People Impact provides fun and educational programmes that aim at developing the brain and personality of children and teaching them life skills.
Their IQ and EQ programme is developed by Professors of World Class Universities such as Harvard, MIT, University of Michigan, University of Washington and University of Hong Kong and their students will be enjoy a high quality curriculum. Results speak louder than words. Students have shown marked improvement in both personal and academic performances. Let your kids experience to see the results.
They have trial classes for children from as young as 3 years old.
In the lead up to Singapore’s 50th anniversary celebrations in 2015, the National Museum will be undergoing another timely revamp so as to better share the Singapore Story and to celebrate the multiple voices in the nation’s historical narrative and the many facets of the multicultural “everyday heritage”.
The refreshed National Museum aims to be a museum for the people – a civic space where guests will enjoy visiting, allowing for reflection on what Singapore has achieved in the past and inspiring confidence in the future. It therefore aims to connect well with you through greater interactive and participatory experiences as well as enhanced coherence and integration of its narratives and displays.
The revamp will present a more comprehensive overview of Singapore’s history and development as a country in its galleries and spaces, which includes developing the nation’s post-1965 chapters that many Singaporeans can personally relate to. The galleries will be expected to re-open in the second half of 2015.

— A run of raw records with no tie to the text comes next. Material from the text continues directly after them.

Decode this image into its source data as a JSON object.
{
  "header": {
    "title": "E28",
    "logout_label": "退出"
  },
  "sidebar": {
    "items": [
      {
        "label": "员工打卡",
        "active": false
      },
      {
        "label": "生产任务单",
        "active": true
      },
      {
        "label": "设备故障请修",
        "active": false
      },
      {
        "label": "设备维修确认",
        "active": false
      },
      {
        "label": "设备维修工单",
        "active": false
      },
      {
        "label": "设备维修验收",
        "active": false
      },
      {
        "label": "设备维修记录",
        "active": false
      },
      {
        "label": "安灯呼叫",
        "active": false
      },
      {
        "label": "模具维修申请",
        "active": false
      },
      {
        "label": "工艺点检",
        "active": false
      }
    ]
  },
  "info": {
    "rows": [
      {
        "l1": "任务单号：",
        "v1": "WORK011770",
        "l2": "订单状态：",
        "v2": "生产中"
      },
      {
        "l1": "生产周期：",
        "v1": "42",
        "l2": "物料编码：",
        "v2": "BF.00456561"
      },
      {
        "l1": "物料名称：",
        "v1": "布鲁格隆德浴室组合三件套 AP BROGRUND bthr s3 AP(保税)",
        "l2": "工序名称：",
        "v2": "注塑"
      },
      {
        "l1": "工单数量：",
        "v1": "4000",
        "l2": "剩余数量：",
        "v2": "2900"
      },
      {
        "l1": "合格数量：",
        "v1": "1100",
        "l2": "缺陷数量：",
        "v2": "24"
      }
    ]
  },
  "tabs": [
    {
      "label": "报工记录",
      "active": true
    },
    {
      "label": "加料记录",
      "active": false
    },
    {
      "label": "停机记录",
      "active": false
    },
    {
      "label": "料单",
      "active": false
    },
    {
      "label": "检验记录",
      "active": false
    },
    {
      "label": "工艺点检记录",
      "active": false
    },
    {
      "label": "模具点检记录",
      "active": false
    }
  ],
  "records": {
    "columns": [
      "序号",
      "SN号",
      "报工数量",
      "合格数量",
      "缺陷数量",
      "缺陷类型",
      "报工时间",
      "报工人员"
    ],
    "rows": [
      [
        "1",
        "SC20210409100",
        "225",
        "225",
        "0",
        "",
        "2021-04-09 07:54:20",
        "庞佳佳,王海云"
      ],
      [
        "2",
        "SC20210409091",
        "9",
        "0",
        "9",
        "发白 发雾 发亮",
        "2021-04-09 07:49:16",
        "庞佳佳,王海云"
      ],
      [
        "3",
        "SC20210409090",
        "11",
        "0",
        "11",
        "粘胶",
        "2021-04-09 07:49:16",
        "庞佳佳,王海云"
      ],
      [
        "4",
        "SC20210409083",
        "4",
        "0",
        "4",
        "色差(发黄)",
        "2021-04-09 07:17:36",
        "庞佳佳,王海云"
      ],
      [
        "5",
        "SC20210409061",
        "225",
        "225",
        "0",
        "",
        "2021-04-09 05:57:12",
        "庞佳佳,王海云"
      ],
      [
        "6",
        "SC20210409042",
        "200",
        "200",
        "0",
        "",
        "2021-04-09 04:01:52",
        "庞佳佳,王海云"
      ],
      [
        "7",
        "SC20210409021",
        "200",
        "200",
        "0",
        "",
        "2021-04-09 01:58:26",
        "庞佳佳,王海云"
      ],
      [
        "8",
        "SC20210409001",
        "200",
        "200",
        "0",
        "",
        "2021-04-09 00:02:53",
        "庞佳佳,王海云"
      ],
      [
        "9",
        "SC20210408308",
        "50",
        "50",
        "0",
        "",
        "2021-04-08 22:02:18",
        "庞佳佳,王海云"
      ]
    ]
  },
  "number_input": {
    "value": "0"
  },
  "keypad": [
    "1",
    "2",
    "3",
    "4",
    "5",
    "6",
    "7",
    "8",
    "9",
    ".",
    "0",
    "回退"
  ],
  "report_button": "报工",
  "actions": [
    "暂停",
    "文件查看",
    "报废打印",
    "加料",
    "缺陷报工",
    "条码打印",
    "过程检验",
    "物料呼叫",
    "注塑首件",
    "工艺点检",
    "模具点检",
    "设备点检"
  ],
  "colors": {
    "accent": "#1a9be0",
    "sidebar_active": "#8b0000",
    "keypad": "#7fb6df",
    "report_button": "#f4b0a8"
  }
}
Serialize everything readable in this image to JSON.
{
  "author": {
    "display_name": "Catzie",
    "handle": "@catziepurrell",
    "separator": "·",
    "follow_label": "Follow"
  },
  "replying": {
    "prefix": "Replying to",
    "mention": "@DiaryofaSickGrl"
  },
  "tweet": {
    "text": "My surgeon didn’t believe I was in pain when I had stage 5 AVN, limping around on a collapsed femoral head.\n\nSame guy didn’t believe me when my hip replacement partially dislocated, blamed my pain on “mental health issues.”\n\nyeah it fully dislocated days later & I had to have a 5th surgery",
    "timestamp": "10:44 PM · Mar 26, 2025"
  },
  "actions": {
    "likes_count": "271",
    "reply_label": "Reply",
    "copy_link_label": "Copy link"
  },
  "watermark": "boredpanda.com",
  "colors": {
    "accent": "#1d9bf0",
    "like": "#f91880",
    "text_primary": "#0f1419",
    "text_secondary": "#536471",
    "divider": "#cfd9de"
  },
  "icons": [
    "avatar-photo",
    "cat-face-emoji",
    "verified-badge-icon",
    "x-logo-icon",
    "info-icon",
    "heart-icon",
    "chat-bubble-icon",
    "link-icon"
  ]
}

The existing office space on Level 3 of National Museum will be converted into a new Wing, called PLAY@NMS, which stands for “National Museum Singapore”. It will be a multi-sensory environment dedicated to children, with interactive exhibitions that encourage learning through play. Programmes thoughtfully curated based on the collections in the National Museum’s permanent galleries will be made available, to stimulate the young visitors’ natural curiosity and creativity. PLAY@NMS will be a multi-purpose space for interactive exhibitions, workshops as well as educationalplay.